* Task directions *
Search the entries below for the word "this" and copy each line that has it.

[App and web page records]
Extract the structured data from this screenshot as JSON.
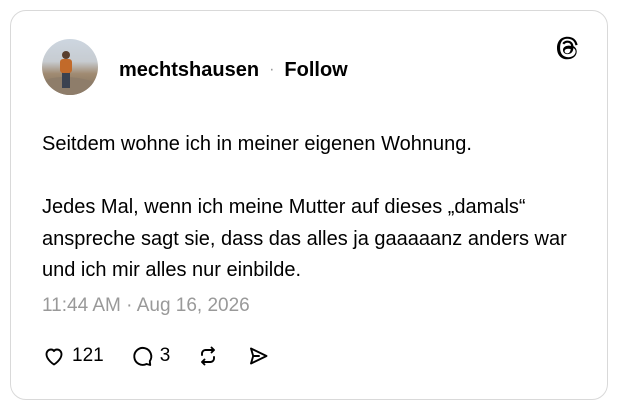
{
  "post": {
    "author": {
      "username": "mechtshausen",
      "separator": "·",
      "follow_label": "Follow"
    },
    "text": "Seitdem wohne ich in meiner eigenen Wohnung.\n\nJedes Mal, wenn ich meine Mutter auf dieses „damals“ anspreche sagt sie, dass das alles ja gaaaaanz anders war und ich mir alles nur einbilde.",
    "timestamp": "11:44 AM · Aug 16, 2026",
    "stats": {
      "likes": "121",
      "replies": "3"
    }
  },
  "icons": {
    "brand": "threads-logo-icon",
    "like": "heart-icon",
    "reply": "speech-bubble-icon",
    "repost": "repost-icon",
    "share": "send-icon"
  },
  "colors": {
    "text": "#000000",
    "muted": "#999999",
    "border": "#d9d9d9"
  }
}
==
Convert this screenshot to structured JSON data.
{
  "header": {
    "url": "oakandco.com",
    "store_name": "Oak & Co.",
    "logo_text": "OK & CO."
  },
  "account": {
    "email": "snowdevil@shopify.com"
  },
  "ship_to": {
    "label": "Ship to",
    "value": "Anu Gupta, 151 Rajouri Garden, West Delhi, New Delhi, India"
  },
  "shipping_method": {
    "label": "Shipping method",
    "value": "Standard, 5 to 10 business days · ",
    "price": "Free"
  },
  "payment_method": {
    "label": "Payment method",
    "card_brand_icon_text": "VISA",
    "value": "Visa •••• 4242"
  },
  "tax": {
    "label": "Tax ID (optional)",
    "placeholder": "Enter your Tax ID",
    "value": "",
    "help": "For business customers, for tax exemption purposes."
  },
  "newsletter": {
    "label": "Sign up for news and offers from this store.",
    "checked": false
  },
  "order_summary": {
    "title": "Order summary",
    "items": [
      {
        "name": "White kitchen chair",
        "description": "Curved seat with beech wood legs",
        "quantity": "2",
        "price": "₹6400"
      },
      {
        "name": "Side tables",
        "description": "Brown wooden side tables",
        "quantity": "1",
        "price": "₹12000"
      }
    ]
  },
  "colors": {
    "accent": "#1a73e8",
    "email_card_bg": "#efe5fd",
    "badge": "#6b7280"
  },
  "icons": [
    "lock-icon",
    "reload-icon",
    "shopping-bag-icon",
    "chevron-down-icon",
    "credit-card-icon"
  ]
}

* Response to the exercise *
Extract the structured data from this screenshot as JSON.
Convert this screenshot to structured JSON data.
    "label": "Sign up for news and offers from this store.",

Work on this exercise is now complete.